Prompt =>
Which lines below contain the word "controller"? Copy each one.
BEGIN Records for processing
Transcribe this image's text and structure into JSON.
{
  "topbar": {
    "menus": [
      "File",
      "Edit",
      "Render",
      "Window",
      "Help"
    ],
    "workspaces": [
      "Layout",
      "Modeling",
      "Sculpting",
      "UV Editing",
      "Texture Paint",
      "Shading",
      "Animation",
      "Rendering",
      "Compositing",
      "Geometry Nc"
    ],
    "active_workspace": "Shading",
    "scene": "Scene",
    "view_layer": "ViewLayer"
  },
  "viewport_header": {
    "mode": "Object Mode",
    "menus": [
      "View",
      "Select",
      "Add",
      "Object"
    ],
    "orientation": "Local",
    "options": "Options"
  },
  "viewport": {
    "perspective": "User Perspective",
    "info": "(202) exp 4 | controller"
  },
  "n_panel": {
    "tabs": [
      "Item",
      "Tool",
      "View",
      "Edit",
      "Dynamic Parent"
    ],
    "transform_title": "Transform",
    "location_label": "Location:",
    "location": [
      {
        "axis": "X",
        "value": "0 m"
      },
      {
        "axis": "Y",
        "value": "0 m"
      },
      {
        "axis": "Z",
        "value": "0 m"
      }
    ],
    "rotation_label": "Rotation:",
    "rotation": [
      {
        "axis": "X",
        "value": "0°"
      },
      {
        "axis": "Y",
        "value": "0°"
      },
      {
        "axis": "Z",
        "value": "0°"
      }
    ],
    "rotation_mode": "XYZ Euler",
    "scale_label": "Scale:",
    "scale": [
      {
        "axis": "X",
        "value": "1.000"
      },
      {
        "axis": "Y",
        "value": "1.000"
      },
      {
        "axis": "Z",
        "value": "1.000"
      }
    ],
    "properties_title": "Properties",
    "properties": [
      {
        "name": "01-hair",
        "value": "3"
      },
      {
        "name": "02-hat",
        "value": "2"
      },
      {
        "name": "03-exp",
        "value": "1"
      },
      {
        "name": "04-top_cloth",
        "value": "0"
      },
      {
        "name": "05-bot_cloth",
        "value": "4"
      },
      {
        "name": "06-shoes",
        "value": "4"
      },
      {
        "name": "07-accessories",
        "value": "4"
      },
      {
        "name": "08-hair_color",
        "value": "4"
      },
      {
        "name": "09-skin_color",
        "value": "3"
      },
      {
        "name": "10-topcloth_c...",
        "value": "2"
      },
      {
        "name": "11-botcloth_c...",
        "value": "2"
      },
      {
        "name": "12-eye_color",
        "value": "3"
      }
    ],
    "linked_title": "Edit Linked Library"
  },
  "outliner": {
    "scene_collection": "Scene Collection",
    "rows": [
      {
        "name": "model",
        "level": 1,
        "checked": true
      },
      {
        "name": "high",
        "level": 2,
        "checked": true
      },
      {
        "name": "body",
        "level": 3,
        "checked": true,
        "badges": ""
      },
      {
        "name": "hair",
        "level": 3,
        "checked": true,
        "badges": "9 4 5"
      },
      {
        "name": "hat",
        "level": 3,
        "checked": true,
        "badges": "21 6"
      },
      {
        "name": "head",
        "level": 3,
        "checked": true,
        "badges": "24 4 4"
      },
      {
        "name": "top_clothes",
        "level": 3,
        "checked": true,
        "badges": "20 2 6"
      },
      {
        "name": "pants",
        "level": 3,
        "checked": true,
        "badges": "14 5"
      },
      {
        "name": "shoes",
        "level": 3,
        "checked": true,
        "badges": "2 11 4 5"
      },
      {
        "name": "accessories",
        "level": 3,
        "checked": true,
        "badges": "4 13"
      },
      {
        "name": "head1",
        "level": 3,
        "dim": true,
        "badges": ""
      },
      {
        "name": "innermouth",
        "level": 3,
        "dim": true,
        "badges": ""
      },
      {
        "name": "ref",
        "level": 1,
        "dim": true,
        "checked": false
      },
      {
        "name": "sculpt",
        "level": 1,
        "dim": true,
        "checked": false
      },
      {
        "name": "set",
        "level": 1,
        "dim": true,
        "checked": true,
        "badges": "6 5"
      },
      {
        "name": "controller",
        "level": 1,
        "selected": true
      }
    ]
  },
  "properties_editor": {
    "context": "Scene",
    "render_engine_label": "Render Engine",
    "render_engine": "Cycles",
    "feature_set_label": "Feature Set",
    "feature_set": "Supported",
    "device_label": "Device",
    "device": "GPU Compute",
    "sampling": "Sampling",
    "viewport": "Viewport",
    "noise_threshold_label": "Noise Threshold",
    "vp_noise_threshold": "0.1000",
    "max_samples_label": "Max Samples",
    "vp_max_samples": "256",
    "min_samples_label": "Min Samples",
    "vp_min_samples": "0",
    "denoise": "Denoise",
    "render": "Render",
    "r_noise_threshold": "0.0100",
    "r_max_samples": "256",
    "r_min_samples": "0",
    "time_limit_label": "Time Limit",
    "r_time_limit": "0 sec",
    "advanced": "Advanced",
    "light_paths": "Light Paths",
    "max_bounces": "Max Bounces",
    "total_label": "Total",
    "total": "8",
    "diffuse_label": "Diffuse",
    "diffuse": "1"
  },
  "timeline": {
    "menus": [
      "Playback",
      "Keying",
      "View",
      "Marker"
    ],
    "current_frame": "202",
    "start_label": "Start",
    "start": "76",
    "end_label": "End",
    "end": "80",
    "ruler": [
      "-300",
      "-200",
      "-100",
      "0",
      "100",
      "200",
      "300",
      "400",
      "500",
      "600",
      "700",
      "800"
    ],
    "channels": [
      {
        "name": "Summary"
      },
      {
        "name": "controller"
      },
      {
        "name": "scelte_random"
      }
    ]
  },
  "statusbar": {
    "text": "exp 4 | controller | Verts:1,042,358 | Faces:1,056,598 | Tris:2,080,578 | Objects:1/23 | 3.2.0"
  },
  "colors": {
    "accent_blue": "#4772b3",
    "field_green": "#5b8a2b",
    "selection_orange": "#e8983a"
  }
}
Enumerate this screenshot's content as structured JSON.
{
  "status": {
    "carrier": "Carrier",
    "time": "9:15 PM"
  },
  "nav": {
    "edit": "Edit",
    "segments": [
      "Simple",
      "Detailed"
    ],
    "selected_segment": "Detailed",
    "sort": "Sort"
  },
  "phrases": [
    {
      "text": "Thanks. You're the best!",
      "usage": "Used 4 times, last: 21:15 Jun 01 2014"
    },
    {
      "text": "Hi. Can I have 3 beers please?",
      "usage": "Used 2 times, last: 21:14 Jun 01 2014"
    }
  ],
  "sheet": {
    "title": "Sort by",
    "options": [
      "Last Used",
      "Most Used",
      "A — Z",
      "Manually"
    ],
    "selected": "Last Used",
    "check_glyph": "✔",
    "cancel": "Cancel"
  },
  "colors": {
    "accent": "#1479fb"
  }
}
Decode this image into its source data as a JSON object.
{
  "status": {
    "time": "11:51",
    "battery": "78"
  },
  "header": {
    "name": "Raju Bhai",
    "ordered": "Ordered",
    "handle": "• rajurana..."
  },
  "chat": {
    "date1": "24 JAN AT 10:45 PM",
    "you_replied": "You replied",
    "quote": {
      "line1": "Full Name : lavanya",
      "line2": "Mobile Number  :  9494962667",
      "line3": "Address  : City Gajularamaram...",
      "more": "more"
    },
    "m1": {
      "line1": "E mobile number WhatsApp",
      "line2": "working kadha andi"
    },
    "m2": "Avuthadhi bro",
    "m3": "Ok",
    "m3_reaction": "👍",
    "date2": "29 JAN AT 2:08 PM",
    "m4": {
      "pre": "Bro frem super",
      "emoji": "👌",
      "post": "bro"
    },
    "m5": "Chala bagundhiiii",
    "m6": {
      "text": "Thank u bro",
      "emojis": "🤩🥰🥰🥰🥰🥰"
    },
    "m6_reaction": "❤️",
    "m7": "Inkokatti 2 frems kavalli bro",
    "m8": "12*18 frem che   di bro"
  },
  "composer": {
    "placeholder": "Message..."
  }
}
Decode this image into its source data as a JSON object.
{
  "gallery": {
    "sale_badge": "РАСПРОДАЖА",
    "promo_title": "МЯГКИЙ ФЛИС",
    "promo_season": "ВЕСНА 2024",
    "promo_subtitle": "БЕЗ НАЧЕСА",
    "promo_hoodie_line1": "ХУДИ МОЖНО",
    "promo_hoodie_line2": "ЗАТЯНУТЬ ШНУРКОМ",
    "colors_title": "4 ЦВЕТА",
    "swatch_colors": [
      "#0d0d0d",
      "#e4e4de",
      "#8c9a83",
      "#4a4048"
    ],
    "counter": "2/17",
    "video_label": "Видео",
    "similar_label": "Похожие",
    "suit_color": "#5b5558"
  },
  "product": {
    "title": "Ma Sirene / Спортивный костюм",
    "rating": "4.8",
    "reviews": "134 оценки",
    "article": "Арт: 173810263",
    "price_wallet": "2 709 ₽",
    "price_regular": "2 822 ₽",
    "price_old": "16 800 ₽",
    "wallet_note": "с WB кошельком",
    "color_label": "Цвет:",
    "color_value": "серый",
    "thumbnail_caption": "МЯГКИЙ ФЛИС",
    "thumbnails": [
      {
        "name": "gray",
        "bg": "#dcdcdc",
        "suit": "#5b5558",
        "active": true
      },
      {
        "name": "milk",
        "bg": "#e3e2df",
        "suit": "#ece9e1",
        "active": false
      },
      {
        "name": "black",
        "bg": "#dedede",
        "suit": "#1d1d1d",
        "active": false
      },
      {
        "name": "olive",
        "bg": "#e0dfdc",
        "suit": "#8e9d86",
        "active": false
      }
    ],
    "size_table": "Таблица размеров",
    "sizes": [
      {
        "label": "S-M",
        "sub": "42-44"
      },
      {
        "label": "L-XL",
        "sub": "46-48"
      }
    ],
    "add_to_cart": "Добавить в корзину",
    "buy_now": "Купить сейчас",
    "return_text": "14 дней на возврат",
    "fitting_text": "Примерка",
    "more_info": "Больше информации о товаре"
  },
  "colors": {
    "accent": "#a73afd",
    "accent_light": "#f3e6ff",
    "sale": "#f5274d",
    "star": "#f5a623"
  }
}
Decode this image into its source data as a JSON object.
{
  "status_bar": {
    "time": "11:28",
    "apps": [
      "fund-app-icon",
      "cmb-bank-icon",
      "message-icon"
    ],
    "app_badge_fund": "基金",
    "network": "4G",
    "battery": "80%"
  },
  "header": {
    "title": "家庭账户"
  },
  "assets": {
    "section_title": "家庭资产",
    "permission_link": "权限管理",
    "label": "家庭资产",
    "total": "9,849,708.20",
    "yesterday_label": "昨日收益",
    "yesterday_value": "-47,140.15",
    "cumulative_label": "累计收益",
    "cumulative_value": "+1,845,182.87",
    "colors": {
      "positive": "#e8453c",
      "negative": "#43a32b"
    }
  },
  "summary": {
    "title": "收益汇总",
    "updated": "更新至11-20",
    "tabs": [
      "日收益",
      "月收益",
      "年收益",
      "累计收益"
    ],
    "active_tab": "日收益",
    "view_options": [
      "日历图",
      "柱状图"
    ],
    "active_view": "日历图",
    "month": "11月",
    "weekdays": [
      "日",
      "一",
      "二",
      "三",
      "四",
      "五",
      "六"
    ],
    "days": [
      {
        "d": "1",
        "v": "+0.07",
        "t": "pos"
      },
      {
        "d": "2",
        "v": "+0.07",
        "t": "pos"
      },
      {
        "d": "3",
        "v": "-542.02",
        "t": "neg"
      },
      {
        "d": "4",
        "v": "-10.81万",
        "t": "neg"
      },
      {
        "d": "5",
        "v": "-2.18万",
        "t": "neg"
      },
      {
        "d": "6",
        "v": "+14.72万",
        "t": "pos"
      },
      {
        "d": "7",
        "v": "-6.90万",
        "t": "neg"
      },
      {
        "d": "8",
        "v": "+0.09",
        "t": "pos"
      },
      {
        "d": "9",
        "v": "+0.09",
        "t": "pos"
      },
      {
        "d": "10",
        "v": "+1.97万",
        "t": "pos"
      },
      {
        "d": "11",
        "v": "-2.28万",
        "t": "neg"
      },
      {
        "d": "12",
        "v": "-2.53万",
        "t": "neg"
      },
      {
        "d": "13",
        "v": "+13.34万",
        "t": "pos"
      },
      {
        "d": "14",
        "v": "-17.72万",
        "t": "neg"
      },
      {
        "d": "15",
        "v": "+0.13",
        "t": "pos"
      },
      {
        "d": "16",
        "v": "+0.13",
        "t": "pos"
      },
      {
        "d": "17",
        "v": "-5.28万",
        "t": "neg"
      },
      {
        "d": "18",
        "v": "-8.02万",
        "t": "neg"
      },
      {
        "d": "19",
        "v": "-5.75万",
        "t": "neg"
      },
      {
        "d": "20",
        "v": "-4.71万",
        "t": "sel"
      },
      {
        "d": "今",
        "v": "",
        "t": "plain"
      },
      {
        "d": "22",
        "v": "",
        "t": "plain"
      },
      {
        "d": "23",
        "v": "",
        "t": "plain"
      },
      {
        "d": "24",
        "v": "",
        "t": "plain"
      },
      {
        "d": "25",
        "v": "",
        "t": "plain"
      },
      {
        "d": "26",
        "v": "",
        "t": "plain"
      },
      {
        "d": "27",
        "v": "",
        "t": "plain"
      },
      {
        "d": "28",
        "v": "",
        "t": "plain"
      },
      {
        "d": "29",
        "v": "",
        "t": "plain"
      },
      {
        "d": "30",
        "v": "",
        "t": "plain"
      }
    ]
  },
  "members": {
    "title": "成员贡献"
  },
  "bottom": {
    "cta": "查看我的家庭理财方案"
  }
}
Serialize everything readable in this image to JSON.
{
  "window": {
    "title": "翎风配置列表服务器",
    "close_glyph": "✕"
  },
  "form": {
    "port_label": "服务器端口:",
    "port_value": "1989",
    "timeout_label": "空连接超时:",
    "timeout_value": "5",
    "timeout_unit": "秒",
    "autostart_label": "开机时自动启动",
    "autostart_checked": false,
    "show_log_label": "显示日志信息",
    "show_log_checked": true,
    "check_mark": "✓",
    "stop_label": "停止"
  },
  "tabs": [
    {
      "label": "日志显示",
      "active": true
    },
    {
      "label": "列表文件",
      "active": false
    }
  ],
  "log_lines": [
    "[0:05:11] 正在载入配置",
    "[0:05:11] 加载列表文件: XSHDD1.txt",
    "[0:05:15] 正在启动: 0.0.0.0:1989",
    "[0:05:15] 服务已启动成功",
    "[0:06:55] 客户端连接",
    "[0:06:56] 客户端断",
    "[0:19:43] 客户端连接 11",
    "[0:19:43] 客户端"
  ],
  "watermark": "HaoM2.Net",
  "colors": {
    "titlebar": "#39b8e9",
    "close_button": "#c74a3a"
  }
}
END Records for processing
Reply =>
    "info": "(202) exp 4 | controller"
        "name": "controller",
        "name": "controller"
    "text": "exp 4 | controller | Verts:1,042,358 | Faces:1,056,598 | Tris:2,080,578 | Objects:1/23 | 3.2.0"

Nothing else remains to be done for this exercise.